The present government has been liberal to the late army in nothing but neglect and contempt. It may be worth while to pause a little and reflect on the probable effects of a continuance of these measures.—If nothing shall now be granted them, they will feel cut off from all hopes of redress,—and in that you lop off their attachment to government—methinks I see you startled at the idea of so extensive an amputation.
Sir, the salus reipublicæ might again require a practice of those lessons, the army learnt in their youth before they are too old:—now is the time to purchase the exclusive right to their tactical knowledge—it may be had at the low price of paying them their honest demands;—it will infuse a portion of new health into the government and enable it to bear its infirmities.
A single ray of well directed sympathy from you will dissipate a cloud which is overshadowing your own honourable fame.
I have addressed myself to the individual members of Congress, through the same channel, on this subject, with such arguments as, to my understanding, are unanswerable.
Printed copy, General Advertiser (Philadelphia), 11 Jan. 1793; printed copy, National Gazette (Philadelphia), 23 Jan. 1793.
This letter is one of four first printed in the General Advertiser under the pseudonym of Cincinnatus. The others are “To the Individual Members of Congress,” 8, 14 Jan., and “To the Victorious & Patriotic Officers of the French army,” 21 January. They also appear, respectively, in the issues of the National Gazette for 19, 23, and 26 January.
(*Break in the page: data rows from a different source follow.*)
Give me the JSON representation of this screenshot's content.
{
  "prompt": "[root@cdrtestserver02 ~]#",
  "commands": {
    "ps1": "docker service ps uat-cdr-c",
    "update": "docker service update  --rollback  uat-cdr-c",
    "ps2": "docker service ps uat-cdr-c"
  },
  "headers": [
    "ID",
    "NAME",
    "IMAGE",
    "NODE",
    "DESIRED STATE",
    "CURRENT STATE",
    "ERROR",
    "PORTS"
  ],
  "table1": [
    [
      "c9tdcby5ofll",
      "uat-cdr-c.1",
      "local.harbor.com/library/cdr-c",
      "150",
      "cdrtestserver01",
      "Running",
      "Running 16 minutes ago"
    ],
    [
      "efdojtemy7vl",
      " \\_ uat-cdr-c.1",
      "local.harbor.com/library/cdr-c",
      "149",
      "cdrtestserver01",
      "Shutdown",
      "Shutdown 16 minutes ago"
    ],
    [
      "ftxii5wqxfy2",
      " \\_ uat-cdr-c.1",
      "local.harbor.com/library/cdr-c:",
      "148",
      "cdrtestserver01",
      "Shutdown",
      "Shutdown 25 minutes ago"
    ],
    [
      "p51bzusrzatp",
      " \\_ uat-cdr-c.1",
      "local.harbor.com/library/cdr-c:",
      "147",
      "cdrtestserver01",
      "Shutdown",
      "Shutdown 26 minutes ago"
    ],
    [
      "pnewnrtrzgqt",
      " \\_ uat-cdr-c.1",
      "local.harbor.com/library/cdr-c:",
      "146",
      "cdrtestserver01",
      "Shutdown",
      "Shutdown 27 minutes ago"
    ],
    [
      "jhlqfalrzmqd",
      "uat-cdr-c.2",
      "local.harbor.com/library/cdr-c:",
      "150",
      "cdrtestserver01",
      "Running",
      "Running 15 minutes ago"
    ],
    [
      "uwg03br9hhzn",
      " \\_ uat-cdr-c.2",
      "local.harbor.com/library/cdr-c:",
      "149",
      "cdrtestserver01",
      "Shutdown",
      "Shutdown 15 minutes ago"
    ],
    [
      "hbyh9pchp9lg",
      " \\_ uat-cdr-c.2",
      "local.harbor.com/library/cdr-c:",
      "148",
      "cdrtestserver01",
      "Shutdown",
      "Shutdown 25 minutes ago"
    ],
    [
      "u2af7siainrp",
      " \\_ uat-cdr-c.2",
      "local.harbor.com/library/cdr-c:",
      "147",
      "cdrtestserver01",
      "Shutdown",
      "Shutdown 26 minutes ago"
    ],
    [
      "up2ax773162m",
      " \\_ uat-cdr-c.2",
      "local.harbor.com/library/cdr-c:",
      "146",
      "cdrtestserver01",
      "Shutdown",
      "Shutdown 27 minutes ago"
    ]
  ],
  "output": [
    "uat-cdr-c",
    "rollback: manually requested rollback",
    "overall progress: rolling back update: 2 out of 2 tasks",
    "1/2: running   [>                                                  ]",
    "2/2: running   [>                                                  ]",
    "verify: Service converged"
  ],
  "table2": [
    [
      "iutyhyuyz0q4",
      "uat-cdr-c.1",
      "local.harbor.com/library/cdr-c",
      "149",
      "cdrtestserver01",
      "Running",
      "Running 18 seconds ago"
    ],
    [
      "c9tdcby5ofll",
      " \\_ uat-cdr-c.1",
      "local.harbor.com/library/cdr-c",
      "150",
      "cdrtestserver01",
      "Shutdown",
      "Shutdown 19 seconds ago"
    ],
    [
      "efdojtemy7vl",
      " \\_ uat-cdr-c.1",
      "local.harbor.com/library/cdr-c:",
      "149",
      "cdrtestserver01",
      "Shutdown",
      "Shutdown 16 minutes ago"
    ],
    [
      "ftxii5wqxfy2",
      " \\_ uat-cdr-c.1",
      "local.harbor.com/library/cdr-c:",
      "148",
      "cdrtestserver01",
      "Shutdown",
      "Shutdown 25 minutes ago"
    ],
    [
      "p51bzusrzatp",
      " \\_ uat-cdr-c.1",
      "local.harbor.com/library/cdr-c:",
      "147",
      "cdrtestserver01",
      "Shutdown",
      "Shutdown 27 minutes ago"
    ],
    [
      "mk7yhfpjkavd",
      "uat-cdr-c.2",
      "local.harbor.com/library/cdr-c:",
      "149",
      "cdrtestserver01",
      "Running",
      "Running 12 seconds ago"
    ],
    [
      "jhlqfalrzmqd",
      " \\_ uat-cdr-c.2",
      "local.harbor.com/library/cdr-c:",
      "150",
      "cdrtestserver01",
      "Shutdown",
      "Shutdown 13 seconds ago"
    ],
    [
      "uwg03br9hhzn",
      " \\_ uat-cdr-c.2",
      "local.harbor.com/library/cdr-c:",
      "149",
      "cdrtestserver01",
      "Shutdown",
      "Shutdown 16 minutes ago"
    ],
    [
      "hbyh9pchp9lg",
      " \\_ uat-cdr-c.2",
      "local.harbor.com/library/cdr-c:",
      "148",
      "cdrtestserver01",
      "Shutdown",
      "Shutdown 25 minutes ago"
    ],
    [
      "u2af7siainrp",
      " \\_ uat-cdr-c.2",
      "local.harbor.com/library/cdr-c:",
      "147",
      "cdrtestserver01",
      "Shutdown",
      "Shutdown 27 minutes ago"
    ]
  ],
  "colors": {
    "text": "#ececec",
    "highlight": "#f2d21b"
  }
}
The author of these letters has not been identified. The recurrent themes in these four letters are the author’s opposition to the system adopted by the Washington administration to fund the public debt and his call for some type of compensation for the original recipients of government securities, which included many veterans of the Continental army. In many cases the original owners had been induced by economic circumstances to sell their certificates at depreciated prices to speculators who now reaped large profits under Alexander Hamilton’s financial system.
On 14 Jan. a “memorial of the officers of the late Delaware line of the Continental Army, in behalf themselves and the soldiers of the said line, was presented to the House [of Representatives] and read, praying that the depreciation which accrued on the certificates of debts granted them for military services rendered during the late war, may be made good to them, or such other relief afforded them as the present circumstances of the United States will admit. Ordered, That the said memorial be referred to the Committee of the Whole House to whom are referred the memorials of the late officers and soldiers of the lines of New Hampshire, Massachusetts, New York, Pennsylvania, and Maryland.” That same day “the House resolved itself into a Committee of the Whole . . . and took into consideration the memorials.” Discussion on the issue continued into the next day’s session, and on 16 Jan. the members approved a resolution that these memorials “ought not to be granted” (Annals of Congress description begins Joseph Gales, Sr., comp. The Debates and Proceedings in the Congress of the United States; with an Appendix, Containing Important State Papers and Public Documents, and All the Laws of a Public Nature. 42 vols. Washington, D.C., 1834–56. description ends , 2d Cong., 2d sess., 811–27).